There are some headlines in the Trump Era that just perfectly capture the times we live in. "President Challenges Own Secretary of State to IQ Test" is certainly the kind of thing you wouldn't see on the front page of newspapers in any other time, in any other place but America in 2017. Because according to Forbes, which put together a cover story on Donald Trump this week, this is what you can expect to discuss with the President of the United States while trundling the halls of the West Wing:
He counterpunches, in this case firing a shot at Secretary of State Rex Tillerson, who reportedly called his boss a moron: "I think it's fake news, but if he did that, I guess we'll have to compare IQ tests. And I can tell you who is going to win."
"I guess we'll have to compare IQ tests. And I can tell you who is going to win."
For the sake of clarity, we might point out that further reporting indicated the president's Secretary of State called him a "fucking moron." This is what you might call a breakdown of their working relationship. It hasn't exactly come out of nowhere, in fairness.
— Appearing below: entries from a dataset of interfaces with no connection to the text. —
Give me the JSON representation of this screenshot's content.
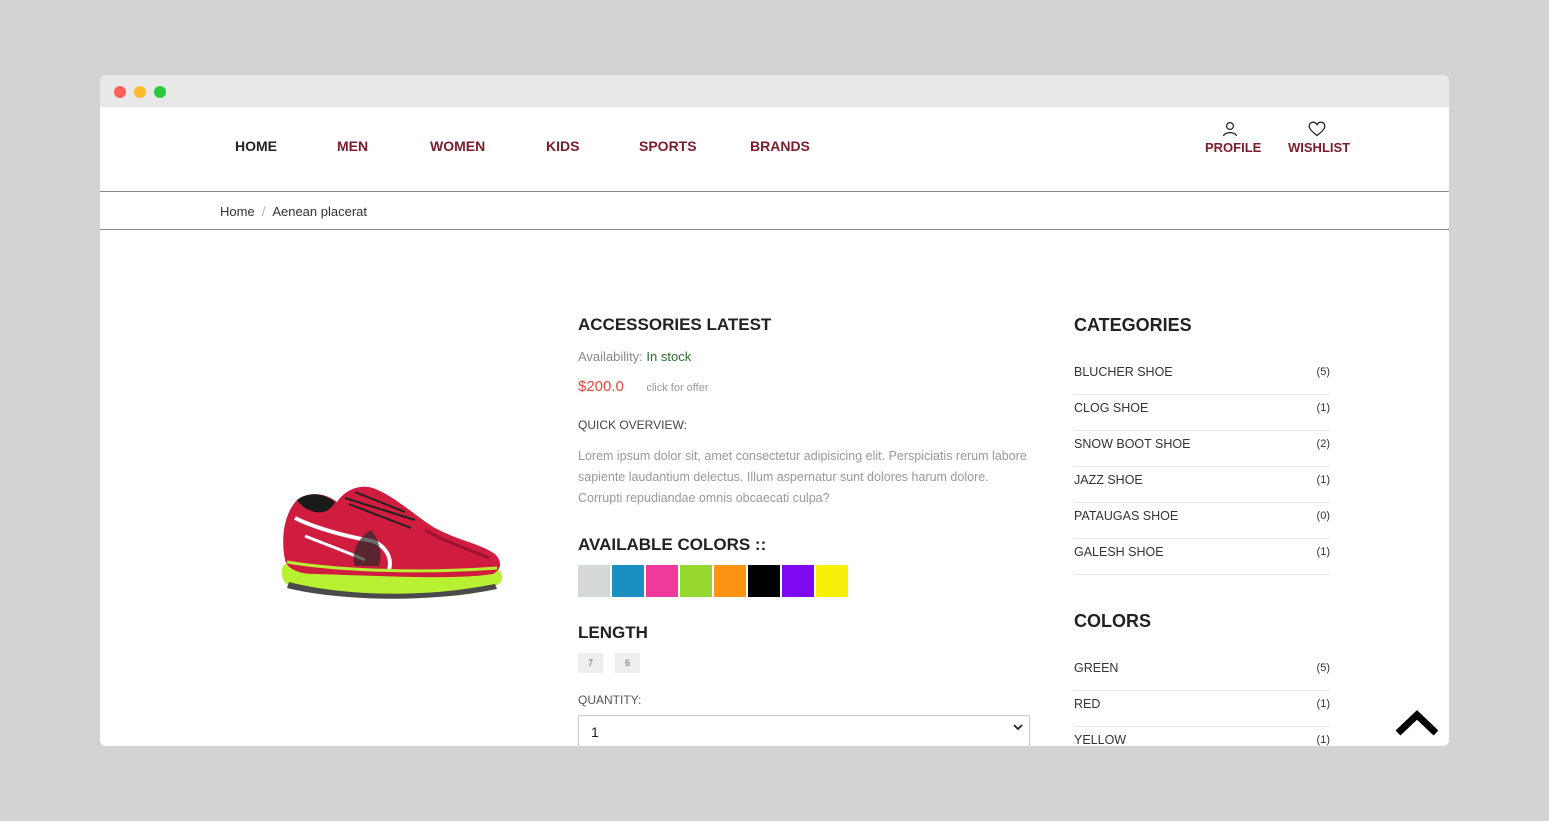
{
  "nav": {
    "items": [
      {
        "label": "HOME"
      },
      {
        "label": "MEN"
      },
      {
        "label": "WOMEN"
      },
      {
        "label": "KIDS"
      },
      {
        "label": "SPORTS"
      },
      {
        "label": "BRANDS"
      }
    ],
    "profile_label": "PROFILE",
    "wishlist_label": "WISHLIST"
  },
  "breadcrumb": {
    "home": "Home",
    "separator": "/",
    "current": "Aenean placerat"
  },
  "product": {
    "title": "ACCESSORIES LATEST",
    "availability_label": "Availability:",
    "availability_value": "In stock",
    "price": "$200.0",
    "offer_text": "click for offer",
    "overview_label": "QUICK OVERVIEW:",
    "overview_text": "Lorem ipsum dolor sit, amet consectetur adipisicing elit. Perspiciatis rerum labore sapiente laudantium delectus. Illum aspernatur sunt dolores harum dolore. Corrupti repudiandae omnis obcaecati culpa?",
    "colors_heading": "AVAILABLE COLORS ::",
    "swatches": [
      "#d4d8d6",
      "#1b8fc2",
      "#f0399b",
      "#96d72f",
      "#fb9414",
      "#000000",
      "#7e09f0",
      "#f6f00a"
    ],
    "length_heading": "LENGTH",
    "sizes": [
      "7",
      "6"
    ],
    "quantity_label": "QUANTITY:",
    "quantity_value": "1"
  },
  "sidebar": {
    "categories_heading": "CATEGORIES",
    "categories": [
      {
        "label": "BLUCHER SHOE",
        "count": "(5)"
      },
      {
        "label": "CLOG SHOE",
        "count": "(1)"
      },
      {
        "label": "SNOW BOOT SHOE",
        "count": "(2)"
      },
      {
        "label": "JAZZ SHOE",
        "count": "(1)"
      },
      {
        "label": "PATAUGAS SHOE",
        "count": "(0)"
      },
      {
        "label": "GALESH SHOE",
        "count": "(1)"
      }
    ],
    "colors_heading": "COLORS",
    "colors": [
      {
        "label": "GREEN",
        "count": "(5)"
      },
      {
        "label": "RED",
        "count": "(1)"
      },
      {
        "label": "YELLOW",
        "count": "(1)"
      }
    ]
  }
}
It was just last week that Tillerson was working behind the scenes to try to talk North Korean officials off the ledge as we and the rogue state seemed to be hurtling towards nuclear war. The president's response was to get on Twitter and tell him not to bother trying to avoid nuclear war. Surely that did wonders for the negotiations. I'm old enough to remember when trying to avoid nuclear war was something we could all get behind.
That was before we elected President Business Deals, an adult man who is very strong and smart and ready to do all the presidenting. Just look at this little detail that preceded the president's IQ test challenge in the Forbes write-up:
He boasts, with a dose of hyperbole that any student of FDR or even Barack Obama could undercut: "I've had just about the most legislation passed of any president, in a nine-month period, that's ever served. We had over 50 bills passed. I'm not talking about executive orders only, which are very important. I'm talking about bills."
The president has been repeating this line in various forms for months. That doesn't mean it's ever been entirely true. When he said it in July, he first claimed he'd signed more legislation than any other president in his first six months except FDR, who "had a major Depression to handle." Then he abandoned even that caveat and crowned himself the greatest signer of bills this country has ever known. This had no basis in reality.
When it reappeared in August, Trump said he'd signed more than 50 bills, which was true—he'd signed 53. But just two created new policy. Many of the rest were under the Congressional Review Act, which requires a simple majority of Congress to erase executive branch regulations from the last six months of the previous president's term. According to CNN, some of the bills concerned government funding or operations, some changed existing legislation, and others "had to do with designating something or working to create a new initiative." Trump has signed no major pieces of legislation, as Republicans failed to complete their seven-year performance art piece, Repeal and Replace Obamacare, though we would be remiss not to mention that his cabinet is running wild behind the scenes.
It's not exactly FDR's First 100 Days. It's not exactly Barack Obama's first few months in office. But it is a fever dream from, in Forbes' words, "Inside Trump's Head."